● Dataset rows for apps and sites
--------

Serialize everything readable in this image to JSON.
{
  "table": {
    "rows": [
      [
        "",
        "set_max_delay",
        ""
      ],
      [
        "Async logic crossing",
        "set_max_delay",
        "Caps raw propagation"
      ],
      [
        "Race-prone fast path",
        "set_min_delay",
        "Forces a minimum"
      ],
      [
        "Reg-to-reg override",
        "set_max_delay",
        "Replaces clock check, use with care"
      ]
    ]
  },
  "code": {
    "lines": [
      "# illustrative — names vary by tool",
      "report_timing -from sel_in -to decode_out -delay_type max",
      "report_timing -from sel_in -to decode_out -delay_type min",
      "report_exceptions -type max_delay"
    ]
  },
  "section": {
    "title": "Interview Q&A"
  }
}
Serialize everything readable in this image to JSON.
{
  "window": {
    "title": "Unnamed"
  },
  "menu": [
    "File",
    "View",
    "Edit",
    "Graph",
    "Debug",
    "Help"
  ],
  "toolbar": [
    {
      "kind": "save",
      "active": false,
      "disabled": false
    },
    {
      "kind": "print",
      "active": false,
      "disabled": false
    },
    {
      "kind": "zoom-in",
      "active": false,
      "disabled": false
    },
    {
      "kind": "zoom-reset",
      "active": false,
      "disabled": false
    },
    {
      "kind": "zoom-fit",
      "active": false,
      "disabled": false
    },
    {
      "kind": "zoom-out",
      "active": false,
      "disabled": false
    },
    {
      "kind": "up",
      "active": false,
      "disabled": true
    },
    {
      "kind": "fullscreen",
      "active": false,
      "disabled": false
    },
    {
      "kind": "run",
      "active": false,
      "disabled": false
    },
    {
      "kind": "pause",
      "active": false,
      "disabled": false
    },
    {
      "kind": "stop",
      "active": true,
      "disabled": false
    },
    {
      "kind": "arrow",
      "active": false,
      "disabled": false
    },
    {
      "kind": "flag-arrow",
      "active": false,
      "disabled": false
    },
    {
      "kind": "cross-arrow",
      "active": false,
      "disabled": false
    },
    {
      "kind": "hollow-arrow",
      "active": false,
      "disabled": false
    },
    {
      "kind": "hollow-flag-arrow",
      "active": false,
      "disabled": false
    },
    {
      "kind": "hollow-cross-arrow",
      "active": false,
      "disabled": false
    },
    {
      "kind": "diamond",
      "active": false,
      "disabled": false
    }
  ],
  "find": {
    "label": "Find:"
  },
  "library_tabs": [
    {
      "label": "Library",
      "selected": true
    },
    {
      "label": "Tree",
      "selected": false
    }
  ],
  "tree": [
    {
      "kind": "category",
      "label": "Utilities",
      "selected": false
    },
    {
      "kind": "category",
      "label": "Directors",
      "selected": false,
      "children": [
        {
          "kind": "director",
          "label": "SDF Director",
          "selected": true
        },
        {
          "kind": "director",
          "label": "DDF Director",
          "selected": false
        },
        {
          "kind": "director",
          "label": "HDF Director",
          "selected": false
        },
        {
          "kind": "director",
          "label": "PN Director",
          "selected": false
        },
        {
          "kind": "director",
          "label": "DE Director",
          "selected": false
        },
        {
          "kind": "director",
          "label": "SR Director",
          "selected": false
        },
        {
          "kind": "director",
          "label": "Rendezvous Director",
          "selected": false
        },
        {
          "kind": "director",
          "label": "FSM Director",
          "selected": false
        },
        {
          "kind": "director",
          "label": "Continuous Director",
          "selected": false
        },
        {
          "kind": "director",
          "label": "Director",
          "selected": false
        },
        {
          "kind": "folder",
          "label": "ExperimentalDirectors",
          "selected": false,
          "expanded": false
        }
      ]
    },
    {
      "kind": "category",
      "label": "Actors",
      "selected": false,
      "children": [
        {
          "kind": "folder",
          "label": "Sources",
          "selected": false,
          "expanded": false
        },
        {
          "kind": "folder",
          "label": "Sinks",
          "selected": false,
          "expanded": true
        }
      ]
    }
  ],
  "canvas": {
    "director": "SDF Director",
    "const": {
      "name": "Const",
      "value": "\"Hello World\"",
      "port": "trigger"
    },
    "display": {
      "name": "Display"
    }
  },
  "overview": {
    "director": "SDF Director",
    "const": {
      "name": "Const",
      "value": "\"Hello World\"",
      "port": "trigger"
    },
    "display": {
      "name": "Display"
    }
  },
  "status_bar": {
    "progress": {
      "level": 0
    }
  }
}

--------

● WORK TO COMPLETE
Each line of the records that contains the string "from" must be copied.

● ANSWER TO THIS PROBLEM
      "report_timing -from sel_in -to decode_out -delay_type max",
      "report_timing -from sel_in -to decode_out -delay_type min",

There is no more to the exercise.